* Items listed in a dataset
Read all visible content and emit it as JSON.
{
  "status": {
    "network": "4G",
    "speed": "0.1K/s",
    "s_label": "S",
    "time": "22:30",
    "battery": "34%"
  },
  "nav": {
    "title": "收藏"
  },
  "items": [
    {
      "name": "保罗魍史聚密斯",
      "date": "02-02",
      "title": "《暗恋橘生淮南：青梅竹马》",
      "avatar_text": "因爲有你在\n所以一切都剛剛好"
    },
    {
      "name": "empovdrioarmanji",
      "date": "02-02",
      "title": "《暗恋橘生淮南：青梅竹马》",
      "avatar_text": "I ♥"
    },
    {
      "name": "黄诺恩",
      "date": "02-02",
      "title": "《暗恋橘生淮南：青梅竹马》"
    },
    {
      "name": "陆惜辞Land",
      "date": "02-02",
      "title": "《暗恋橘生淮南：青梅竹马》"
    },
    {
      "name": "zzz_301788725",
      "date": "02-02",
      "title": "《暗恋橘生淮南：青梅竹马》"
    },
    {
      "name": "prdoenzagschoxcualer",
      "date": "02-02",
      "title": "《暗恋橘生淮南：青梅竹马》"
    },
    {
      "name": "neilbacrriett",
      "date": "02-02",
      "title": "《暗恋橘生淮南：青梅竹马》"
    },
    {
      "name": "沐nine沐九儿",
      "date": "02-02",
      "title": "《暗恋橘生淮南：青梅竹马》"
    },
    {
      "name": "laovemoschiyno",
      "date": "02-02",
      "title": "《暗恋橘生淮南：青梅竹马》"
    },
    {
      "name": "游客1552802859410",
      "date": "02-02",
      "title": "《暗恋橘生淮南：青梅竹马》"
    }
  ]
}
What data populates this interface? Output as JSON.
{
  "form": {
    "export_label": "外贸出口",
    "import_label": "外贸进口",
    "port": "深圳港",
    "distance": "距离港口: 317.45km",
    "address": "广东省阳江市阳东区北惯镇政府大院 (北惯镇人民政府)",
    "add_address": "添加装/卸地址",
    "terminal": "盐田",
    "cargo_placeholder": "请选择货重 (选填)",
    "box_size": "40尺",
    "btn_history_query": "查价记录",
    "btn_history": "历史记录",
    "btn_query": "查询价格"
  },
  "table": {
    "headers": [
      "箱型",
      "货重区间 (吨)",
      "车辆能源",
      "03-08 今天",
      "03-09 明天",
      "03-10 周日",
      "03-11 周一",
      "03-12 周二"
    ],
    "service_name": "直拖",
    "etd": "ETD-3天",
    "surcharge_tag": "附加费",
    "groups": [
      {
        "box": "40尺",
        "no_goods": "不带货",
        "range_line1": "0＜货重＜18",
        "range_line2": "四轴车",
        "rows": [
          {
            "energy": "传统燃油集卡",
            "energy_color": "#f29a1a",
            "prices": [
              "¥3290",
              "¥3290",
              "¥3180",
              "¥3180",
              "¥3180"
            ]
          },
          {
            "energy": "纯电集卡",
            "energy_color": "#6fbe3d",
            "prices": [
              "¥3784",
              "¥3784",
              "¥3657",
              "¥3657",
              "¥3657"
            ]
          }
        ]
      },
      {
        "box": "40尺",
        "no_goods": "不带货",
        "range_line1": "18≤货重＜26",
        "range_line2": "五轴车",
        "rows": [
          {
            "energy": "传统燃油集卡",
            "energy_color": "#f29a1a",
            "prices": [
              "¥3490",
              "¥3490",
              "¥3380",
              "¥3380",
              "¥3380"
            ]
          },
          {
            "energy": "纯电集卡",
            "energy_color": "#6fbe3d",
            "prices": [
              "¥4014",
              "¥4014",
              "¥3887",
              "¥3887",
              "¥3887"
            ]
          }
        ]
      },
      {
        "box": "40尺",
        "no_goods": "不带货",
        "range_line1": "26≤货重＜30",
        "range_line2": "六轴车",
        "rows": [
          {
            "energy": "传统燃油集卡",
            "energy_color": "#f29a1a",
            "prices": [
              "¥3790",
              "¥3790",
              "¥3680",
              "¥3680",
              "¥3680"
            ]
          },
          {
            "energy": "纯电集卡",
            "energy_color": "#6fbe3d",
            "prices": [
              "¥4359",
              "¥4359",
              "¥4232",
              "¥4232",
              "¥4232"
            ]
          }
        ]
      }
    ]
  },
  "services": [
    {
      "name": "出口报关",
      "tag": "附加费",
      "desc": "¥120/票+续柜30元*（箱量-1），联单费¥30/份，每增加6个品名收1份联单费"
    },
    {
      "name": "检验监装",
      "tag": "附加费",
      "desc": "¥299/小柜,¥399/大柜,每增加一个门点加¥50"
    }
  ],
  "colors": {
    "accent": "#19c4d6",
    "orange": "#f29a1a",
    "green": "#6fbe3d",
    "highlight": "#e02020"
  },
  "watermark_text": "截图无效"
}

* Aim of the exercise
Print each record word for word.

* Answer to the exercise
Read all visible content and emit it as JSON.
{
  "status": {
    "network": "4G",
    "speed": "0.1K/s",
    "s_label": "S",
    "time": "22:30",
    "battery": "34%"
  },
  "nav": {
    "title": "收藏"
  },
  "items": [
    {
      "name": "保罗魍史聚密斯",
      "date": "02-02",
      "title": "《暗恋橘生淮南：青梅竹马》",
      "avatar_text": "因爲有你在\n所以一切都剛剛好"
    },
    {
      "name": "empovdrioarmanji",
      "date": "02-02",
      "title": "《暗恋橘生淮南：青梅竹马》",
      "avatar_text": "I ♥"
    },
    {
      "name": "黄诺恩",
      "date": "02-02",
      "title": "《暗恋橘生淮南：青梅竹马》"
    },
    {
      "name": "陆惜辞Land",
      "date": "02-02",
      "title": "《暗恋橘生淮南：青梅竹马》"
    },
    {
      "name": "zzz_301788725",
      "date": "02-02",
      "title": "《暗恋橘生淮南：青梅竹马》"
    },
    {
      "name": "prdoenzagschoxcualer",
      "date": "02-02",
      "title": "《暗恋橘生淮南：青梅竹马》"
    },
    {
      "name": "neilbacrriett",
      "date": "02-02",
      "title": "《暗恋橘生淮南：青梅竹马》"
    },
    {
      "name": "沐nine沐九儿",
      "date": "02-02",
      "title": "《暗恋橘生淮南：青梅竹马》"
    },
    {
      "name": "laovemoschiyno",
      "date": "02-02",
      "title": "《暗恋橘生淮南：青梅竹马》"
    },
    {
      "name": "游客1552802859410",
      "date": "02-02",
      "title": "《暗恋橘生淮南：青梅竹马》"
    }
  ]
}
What data populates this interface? Output as JSON.
{
  "form": {
    "export_label": "外贸出口",
    "import_label": "外贸进口",
    "port": "深圳港",
    "distance": "距离港口: 317.45km",
    "address": "广东省阳江市阳东区北惯镇政府大院 (北惯镇人民政府)",
    "add_address": "添加装/卸地址",
    "terminal": "盐田",
    "cargo_placeholder": "请选择货重 (选填)",
    "box_size": "40尺",
    "btn_history_query": "查价记录",
    "btn_history": "历史记录",
    "btn_query": "查询价格"
  },
  "table": {
    "headers": [
      "箱型",
      "货重区间 (吨)",
      "车辆能源",
      "03-08 今天",
      "03-09 明天",
      "03-10 周日",
      "03-11 周一",
      "03-12 周二"
    ],
    "service_name": "直拖",
    "etd": "ETD-3天",
    "surcharge_tag": "附加费",
    "groups": [
      {
        "box": "40尺",
        "no_goods": "不带货",
        "range_line1": "0＜货重＜18",
        "range_line2": "四轴车",
        "rows": [
          {
            "energy": "传统燃油集卡",
            "energy_color": "#f29a1a",
            "prices": [
              "¥3290",
              "¥3290",
              "¥3180",
              "¥3180",
              "¥3180"
            ]
          },
          {
            "energy": "纯电集卡",
            "energy_color": "#6fbe3d",
            "prices": [
              "¥3784",
              "¥3784",
              "¥3657",
              "¥3657",
              "¥3657"
            ]
          }
        ]
      },
      {
        "box": "40尺",
        "no_goods": "不带货",
        "range_line1": "18≤货重＜26",
        "range_line2": "五轴车",
        "rows": [
          {
            "energy": "传统燃油集卡",
            "energy_color": "#f29a1a",
            "prices": [
              "¥3490",
              "¥3490",
              "¥3380",
              "¥3380",
              "¥3380"
            ]
          },
          {
            "energy": "纯电集卡",
            "energy_color": "#6fbe3d",
            "prices": [
              "¥4014",
              "¥4014",
              "¥3887",
              "¥3887",
              "¥3887"
            ]
          }
        ]
      },
      {
        "box": "40尺",
        "no_goods": "不带货",
        "range_line1": "26≤货重＜30",
        "range_line2": "六轴车",
        "rows": [
          {
            "energy": "传统燃油集卡",
            "energy_color": "#f29a1a",
            "prices": [
              "¥3790",
              "¥3790",
              "¥3680",
              "¥3680",
              "¥3680"
            ]
          },
          {
            "energy": "纯电集卡",
            "energy_color": "#6fbe3d",
            "prices": [
              "¥4359",
              "¥4359",
              "¥4232",
              "¥4232",
              "¥4232"
            ]
          }
        ]
      }
    ]
  },
  "services": [
    {
      "name": "出口报关",
      "tag": "附加费",
      "desc": "¥120/票+续柜30元*（箱量-1），联单费¥30/份，每增加6个品名收1份联单费"
    },
    {
      "name": "检验监装",
      "tag": "附加费",
      "desc": "¥299/小柜,¥399/大柜,每增加一个门点加¥50"
    }
  ],
  "colors": {
    "accent": "#19c4d6",
    "orange": "#f29a1a",
    "green": "#6fbe3d",
    "highlight": "#e02020"
  },
  "watermark_text": "截图无效"
}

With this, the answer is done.